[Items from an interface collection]
--- START ---
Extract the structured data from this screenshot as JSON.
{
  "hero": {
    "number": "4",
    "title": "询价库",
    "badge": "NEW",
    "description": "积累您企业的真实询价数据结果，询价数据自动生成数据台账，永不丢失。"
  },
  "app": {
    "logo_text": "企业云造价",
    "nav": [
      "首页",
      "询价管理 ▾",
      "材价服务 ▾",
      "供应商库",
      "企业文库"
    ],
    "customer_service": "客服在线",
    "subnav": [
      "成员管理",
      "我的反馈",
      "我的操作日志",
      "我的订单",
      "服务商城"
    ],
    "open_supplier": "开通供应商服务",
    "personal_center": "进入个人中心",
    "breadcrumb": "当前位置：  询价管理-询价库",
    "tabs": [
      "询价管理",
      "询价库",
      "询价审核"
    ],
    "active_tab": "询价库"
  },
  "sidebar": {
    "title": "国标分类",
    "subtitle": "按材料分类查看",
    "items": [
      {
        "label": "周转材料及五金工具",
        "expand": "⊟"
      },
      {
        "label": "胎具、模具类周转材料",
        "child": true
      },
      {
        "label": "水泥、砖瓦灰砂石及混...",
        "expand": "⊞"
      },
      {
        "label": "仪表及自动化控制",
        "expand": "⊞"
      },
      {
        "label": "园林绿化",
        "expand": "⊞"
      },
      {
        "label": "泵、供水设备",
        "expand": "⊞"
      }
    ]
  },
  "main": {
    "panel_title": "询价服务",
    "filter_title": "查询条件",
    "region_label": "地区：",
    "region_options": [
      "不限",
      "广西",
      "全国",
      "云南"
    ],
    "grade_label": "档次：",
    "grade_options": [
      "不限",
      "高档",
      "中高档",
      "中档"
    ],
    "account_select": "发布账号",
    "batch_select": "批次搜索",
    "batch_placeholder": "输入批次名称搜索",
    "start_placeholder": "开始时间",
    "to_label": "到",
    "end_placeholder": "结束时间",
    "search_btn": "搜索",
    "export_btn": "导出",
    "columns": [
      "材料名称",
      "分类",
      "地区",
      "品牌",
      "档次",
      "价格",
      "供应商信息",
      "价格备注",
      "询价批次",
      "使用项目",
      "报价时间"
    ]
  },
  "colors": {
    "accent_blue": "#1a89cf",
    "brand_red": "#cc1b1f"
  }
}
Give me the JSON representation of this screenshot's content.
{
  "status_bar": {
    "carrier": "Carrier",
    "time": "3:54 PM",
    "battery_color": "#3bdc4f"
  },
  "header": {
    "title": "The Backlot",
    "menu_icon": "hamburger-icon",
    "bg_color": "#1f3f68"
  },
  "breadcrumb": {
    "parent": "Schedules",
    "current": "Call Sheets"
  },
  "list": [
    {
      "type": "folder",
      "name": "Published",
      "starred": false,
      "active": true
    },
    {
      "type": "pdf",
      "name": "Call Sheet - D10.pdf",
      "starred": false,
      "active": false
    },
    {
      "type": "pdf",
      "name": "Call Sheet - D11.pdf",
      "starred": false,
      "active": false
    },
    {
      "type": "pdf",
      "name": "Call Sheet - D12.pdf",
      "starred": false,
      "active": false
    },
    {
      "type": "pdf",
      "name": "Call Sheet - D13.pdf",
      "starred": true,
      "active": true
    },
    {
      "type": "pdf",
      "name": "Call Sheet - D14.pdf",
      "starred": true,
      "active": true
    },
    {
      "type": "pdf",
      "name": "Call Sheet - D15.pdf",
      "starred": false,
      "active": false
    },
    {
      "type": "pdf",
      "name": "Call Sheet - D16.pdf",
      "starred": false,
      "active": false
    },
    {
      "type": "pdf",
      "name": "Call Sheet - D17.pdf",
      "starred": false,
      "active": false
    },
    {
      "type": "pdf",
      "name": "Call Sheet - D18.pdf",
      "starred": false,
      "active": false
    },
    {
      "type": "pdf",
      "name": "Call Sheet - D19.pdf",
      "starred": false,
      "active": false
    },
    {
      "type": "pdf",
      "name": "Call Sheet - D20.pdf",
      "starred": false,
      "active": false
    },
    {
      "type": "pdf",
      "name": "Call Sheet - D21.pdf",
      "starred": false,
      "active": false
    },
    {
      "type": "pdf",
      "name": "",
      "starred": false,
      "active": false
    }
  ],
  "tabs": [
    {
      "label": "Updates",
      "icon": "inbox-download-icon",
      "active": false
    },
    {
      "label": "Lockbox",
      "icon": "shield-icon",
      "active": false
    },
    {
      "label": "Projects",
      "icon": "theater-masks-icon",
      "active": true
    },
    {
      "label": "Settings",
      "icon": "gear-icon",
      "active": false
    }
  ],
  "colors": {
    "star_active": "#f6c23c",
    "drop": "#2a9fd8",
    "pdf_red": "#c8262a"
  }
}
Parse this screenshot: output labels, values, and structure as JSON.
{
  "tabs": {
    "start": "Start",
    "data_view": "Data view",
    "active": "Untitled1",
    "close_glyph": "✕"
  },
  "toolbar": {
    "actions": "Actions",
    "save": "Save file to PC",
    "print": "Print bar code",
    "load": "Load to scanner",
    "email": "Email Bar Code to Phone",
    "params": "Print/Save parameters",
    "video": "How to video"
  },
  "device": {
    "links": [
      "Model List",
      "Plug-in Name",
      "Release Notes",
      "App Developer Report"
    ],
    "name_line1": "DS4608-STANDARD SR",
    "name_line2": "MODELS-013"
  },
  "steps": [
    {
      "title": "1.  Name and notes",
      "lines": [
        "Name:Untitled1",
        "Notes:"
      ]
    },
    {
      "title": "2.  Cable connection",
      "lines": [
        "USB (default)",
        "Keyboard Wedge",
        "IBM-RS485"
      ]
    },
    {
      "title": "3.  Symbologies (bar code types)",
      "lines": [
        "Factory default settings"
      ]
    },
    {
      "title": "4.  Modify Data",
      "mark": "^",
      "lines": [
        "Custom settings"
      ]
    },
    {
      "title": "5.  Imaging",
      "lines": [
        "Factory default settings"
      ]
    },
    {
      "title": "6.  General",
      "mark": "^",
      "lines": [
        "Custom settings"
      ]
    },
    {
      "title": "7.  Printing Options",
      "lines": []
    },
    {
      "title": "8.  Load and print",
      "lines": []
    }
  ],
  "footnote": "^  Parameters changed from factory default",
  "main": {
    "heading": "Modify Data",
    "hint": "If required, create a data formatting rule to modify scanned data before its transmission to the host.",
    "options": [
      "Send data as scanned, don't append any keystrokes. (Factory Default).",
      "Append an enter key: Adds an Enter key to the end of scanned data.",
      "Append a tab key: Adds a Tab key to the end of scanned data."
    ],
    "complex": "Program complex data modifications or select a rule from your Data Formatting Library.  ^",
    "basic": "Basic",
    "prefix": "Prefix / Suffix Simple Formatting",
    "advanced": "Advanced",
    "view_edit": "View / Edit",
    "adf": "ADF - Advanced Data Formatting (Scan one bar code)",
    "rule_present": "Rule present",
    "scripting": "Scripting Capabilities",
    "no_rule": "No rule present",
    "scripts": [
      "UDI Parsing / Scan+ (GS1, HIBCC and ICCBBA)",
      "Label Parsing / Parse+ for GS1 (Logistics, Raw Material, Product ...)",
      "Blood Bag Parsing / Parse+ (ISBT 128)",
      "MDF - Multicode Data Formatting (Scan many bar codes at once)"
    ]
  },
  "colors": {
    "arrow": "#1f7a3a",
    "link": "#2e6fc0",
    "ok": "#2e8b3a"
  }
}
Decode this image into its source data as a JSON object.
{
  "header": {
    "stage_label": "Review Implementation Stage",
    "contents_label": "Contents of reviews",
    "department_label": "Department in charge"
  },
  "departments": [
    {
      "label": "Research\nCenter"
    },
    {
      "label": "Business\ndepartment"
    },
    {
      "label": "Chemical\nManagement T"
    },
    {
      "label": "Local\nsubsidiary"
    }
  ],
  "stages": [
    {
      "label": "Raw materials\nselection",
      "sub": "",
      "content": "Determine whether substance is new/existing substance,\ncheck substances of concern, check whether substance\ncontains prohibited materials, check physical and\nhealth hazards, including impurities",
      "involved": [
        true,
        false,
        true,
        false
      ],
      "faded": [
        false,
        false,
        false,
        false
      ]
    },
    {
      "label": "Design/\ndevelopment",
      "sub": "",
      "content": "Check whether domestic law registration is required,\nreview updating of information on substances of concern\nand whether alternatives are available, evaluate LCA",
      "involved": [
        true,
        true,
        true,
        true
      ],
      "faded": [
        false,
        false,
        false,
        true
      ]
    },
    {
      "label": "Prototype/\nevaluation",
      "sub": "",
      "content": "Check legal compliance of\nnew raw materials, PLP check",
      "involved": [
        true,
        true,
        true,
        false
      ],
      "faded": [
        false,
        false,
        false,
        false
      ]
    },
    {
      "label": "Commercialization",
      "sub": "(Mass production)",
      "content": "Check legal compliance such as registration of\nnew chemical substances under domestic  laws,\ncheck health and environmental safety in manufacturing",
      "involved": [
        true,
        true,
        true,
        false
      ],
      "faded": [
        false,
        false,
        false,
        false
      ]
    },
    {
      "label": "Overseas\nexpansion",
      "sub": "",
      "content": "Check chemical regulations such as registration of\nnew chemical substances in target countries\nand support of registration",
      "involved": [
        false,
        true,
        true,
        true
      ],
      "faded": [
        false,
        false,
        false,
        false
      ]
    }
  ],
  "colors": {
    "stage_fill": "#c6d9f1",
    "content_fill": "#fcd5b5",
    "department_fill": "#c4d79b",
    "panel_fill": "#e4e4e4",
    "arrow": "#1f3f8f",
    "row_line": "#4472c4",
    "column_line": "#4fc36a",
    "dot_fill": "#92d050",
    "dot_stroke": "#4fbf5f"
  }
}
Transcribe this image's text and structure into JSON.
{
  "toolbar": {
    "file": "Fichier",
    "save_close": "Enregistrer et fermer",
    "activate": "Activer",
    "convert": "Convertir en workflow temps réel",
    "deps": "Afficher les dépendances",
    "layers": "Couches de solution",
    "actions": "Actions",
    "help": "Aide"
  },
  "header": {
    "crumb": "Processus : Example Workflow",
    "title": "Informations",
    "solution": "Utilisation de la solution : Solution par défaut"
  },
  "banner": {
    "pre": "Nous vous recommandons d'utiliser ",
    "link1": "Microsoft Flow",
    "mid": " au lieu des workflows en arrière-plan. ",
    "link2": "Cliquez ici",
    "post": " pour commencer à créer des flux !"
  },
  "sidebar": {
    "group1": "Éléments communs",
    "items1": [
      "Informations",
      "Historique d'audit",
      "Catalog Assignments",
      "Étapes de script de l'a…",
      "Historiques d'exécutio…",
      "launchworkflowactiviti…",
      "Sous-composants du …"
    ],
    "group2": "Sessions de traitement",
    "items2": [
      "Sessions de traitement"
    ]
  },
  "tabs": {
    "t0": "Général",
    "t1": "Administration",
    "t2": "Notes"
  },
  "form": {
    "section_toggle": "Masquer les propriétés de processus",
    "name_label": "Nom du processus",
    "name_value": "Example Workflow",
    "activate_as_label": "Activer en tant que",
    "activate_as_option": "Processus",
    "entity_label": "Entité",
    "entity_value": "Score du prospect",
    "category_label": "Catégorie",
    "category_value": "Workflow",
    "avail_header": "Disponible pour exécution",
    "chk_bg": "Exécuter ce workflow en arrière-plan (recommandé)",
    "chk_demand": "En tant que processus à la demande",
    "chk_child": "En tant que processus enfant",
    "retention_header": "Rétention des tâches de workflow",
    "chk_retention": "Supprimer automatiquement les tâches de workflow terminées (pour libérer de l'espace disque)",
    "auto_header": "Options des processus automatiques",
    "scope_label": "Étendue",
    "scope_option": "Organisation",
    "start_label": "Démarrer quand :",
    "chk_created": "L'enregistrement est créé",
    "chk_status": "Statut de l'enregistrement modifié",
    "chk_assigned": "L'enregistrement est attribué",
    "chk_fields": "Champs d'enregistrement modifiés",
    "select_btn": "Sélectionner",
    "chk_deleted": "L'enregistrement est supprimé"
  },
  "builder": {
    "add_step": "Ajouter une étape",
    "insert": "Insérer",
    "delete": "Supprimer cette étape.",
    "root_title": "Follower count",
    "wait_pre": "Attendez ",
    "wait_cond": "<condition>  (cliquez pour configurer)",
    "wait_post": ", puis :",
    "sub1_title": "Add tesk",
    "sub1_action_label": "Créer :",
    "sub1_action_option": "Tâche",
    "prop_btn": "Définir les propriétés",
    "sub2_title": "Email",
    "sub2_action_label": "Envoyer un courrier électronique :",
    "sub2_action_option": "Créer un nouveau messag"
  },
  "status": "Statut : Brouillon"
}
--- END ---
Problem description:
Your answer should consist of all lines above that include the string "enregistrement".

Answer to the exercise:
    "chk_created": "L'enregistrement est créé",
    "chk_status": "Statut de l'enregistrement modifié",
    "chk_assigned": "L'enregistrement est attribué",
    "chk_fields": "Champs d'enregistrement modifiés",
    "chk_deleted": "L'enregistrement est supprimé"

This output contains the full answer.